Here's my set up. I ride a 56cm Surly Cross Check. It's little long in the top tube but I switched out the stock stem (100mm 97 degree) for a 90mm stem with a 117 degree rise. The 90mm stem effectively shortened the reach from the saddle to to the handlebars, similar to a smaller 54cm Cross Check. The handlebars are pretty high up already, almost level with the saddle. Perhaps 1cm lower. The stand over is fine, even with fattish tires. All good, right?
Here's my problem. I can't ride anything but the the tops for very long. The drops and hoods are pretty uncomfortable, so my default position for 90% of my riding is on the tops. I even installed interrupter brake levers to have easier access to the brakes. According to Lovely Bicycle blog's guide to drop handlebar positions, the tops should be the least used position, but it's just about the only position I use, so something is not right. Some people say HTFU. Some people say I need thicker bar tape or bar pillows. Some people say I need thinner gloves with less padding or gel gloves with more padding. However, I think these are all smaller band-aids on a larger problem. My handlebars have never been comfortable in the 3 years I've owned my bike and I've tried many adjustments. I'm thinking about buying a compact bar with a shallow drop and a flat ramp up to the hoods. I'd really love to optimize the randonneuring and touring capabilities of this bike since my flat bar fixie takes care of all my in town needs.
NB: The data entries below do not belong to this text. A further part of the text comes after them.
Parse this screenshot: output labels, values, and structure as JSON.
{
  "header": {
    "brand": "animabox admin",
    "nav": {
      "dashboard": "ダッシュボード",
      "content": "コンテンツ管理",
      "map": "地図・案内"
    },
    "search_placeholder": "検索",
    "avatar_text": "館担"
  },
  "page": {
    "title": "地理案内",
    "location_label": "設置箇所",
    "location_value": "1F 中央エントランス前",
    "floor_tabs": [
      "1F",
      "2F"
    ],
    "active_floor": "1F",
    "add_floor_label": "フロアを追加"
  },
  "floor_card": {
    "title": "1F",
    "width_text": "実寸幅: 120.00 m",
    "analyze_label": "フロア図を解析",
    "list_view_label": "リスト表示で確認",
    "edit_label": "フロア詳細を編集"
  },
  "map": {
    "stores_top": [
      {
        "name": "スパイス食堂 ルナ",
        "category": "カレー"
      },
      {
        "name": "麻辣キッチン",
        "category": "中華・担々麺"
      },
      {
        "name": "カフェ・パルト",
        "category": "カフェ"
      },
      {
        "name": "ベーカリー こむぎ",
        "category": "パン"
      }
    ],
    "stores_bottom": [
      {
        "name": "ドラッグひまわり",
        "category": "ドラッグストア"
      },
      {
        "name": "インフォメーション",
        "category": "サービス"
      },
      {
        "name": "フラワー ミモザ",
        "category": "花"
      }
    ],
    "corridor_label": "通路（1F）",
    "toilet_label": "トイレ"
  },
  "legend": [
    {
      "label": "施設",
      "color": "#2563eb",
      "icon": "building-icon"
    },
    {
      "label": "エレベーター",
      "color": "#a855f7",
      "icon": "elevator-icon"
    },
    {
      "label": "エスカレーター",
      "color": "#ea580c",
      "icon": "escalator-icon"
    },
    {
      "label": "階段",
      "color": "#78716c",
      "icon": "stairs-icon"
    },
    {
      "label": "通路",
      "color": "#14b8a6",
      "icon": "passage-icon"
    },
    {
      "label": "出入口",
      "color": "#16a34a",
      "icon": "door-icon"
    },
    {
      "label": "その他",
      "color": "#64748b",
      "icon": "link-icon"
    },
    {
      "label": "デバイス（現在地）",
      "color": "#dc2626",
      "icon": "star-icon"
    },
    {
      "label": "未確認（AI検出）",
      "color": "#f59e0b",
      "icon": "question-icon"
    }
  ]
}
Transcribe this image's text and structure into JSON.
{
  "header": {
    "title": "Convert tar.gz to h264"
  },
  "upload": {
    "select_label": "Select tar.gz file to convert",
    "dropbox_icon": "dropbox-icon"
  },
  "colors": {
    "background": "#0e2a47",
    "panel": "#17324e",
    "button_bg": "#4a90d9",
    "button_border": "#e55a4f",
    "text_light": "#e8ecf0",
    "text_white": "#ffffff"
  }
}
[FWIW, my handle bars are Salsa Moto Ace Bell Laps. (144mm drop, 82mm reach, 44cm width)Their intended purpose is "cyclocross." Perhaps that's part of the problem. Cyclocross races require aggressive riding for no more than an hour, right?]
Maybe it's not completely necessary to buy a new compact handlebar. Is there any adjustment I haven't thought of yet that I can try to relieve pressure on my hands?? My knee caps are directly over the pedal axles, so I can move it forward a bit. I adjusted the fore/aft position using Jim Langley's online guide to bike fitting, but it's only a guide line.